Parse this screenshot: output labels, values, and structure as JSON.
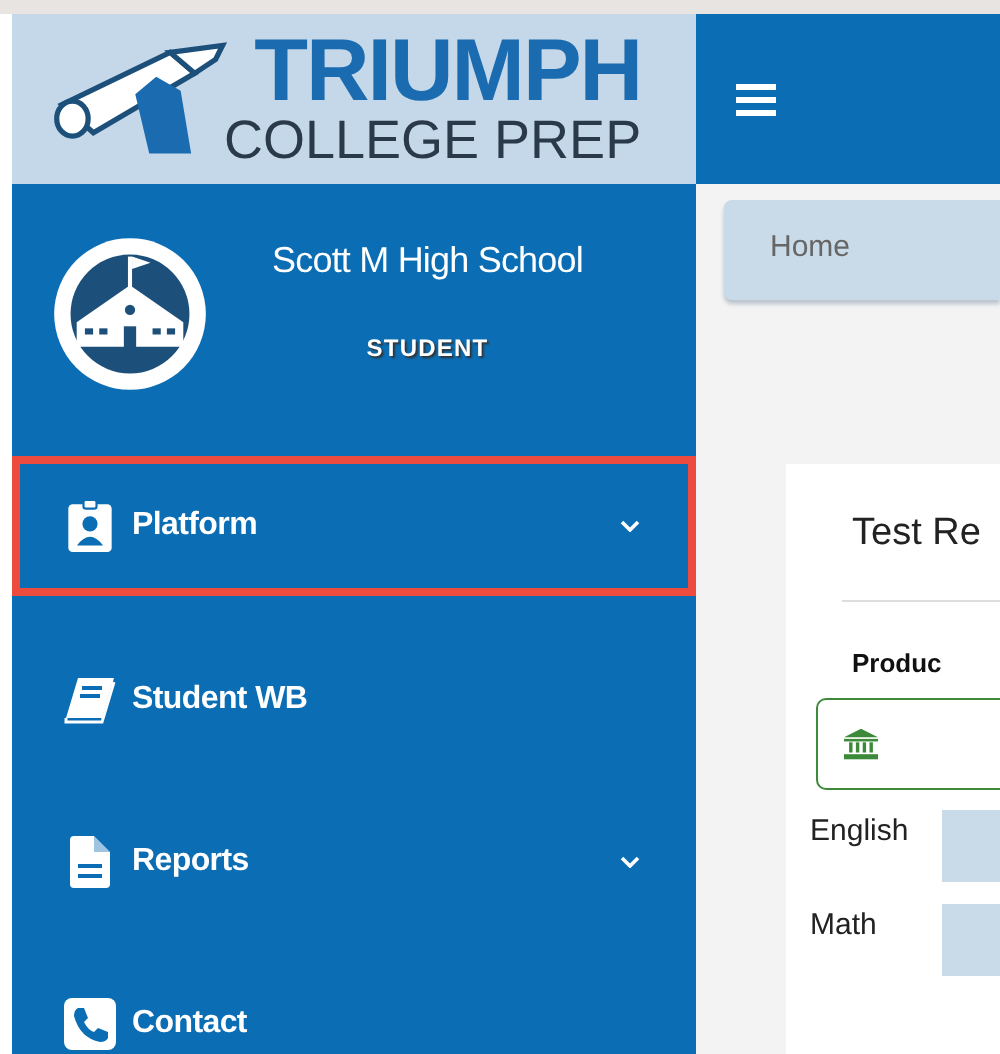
{
  "logo": {
    "title": "TRIUMPH",
    "subtitle": "COLLEGE PREP"
  },
  "profile": {
    "school": "Scott M High School",
    "role": "STUDENT"
  },
  "nav": [
    {
      "label": "Platform",
      "kind": "badge",
      "has_submenu": true,
      "highlighted": true
    },
    {
      "label": "Student WB",
      "kind": "book",
      "has_submenu": false,
      "highlighted": false
    },
    {
      "label": "Reports",
      "kind": "file",
      "has_submenu": true,
      "highlighted": false
    },
    {
      "label": "Contact",
      "kind": "phone",
      "has_submenu": false,
      "highlighted": false
    }
  ],
  "breadcrumb": [
    "Home"
  ],
  "card": {
    "title": "Test Re",
    "section": "Produc",
    "subjects": [
      "English",
      "Math"
    ]
  }
}
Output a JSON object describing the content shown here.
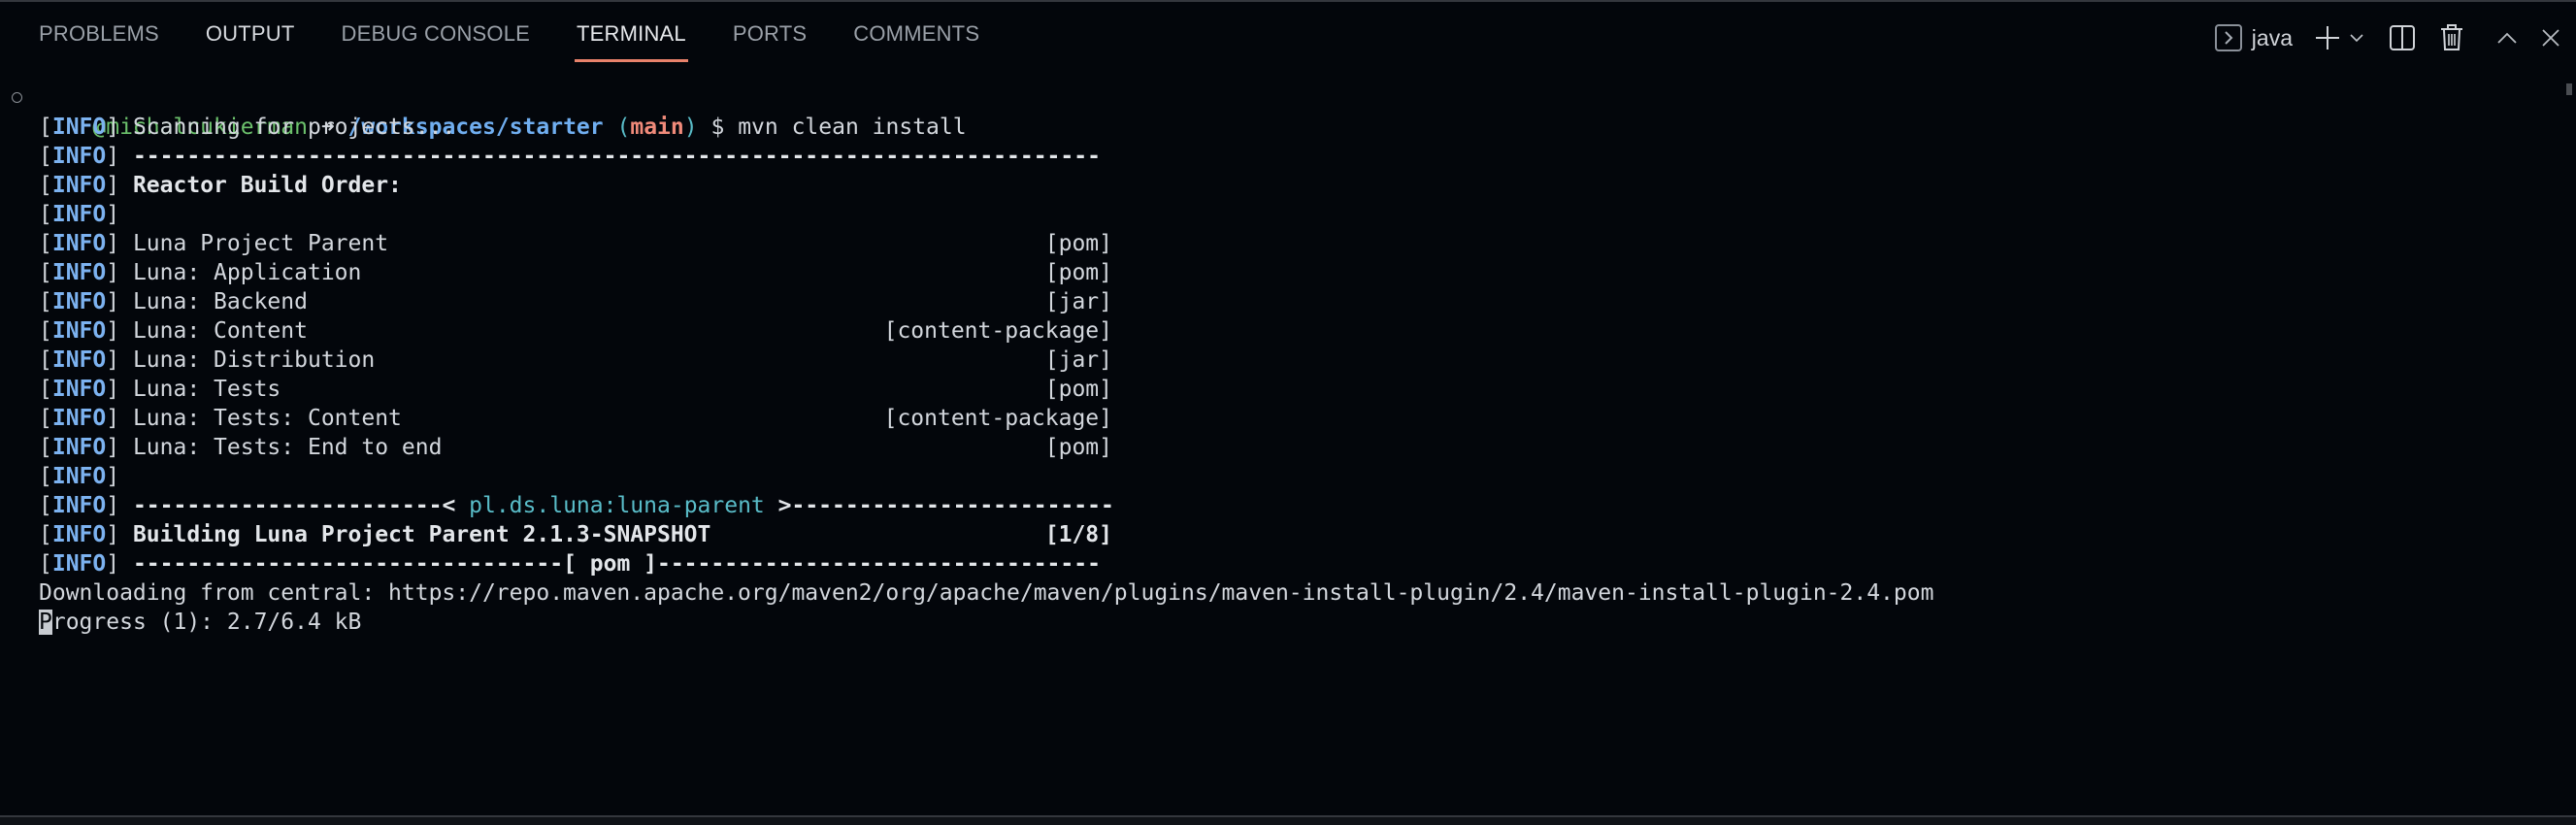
{
  "panel": {
    "tabs": [
      {
        "label": "PROBLEMS",
        "active": false
      },
      {
        "label": "OUTPUT",
        "active": false
      },
      {
        "label": "DEBUG CONSOLE",
        "active": false
      },
      {
        "label": "TERMINAL",
        "active": true
      },
      {
        "label": "PORTS",
        "active": false
      },
      {
        "label": "COMMENTS",
        "active": false
      }
    ],
    "actions": {
      "terminal_icon": "terminal-icon",
      "terminal_name": "java",
      "new_terminal_icon": "plus-icon",
      "launch_profile_icon": "chevron-down-icon",
      "split_icon": "split-icon",
      "kill_icon": "trash-icon",
      "maximize_icon": "chevron-up-icon",
      "close_icon": "close-icon"
    },
    "accent_color": "#e8826b"
  },
  "terminal": {
    "prompt": {
      "user": "@michalcukierman",
      "arrow": "➜",
      "path": "/workspaces/starter",
      "branch_open": "(",
      "branch": "main",
      "branch_close": ")",
      "dollar": "$",
      "command": "mvn clean install"
    },
    "info_tag": "INFO",
    "lines": {
      "scanning": "Scanning for projects...",
      "separator": "------------------------------------------------------------------------",
      "reactor": "Reactor Build Order:",
      "modules": [
        {
          "name": "Luna Project Parent",
          "packaging": "[pom]"
        },
        {
          "name": "Luna: Application",
          "packaging": "[pom]"
        },
        {
          "name": "Luna: Backend",
          "packaging": "[jar]"
        },
        {
          "name": "Luna: Content",
          "packaging": "[content-package]"
        },
        {
          "name": "Luna: Distribution",
          "packaging": "[jar]"
        },
        {
          "name": "Luna: Tests",
          "packaging": "[pom]"
        },
        {
          "name": "Luna: Tests: Content",
          "packaging": "[content-package]"
        },
        {
          "name": "Luna: Tests: End to end",
          "packaging": "[pom]"
        }
      ],
      "artifact_left": "-----------------------< ",
      "artifact": "pl.ds.luna:luna-parent",
      "artifact_right": " >------------------------",
      "building": "Building Luna Project Parent 2.1.3-SNAPSHOT",
      "building_counter": "[1/8]",
      "pom_sep": "--------------------------------[ pom ]---------------------------------",
      "downloading": "Downloading from central: https://repo.maven.apache.org/maven2/org/apache/maven/plugins/maven-install-plugin/2.4/maven-install-plugin-2.4.pom",
      "progress_first": "P",
      "progress_rest": "rogress (1): 2.7/6.4 kB"
    }
  }
}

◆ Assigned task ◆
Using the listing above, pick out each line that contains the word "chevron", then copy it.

◆ Solution ◆
      "launch_profile_icon": "chevron-down-icon",
      "maximize_icon": "chevron-up-icon",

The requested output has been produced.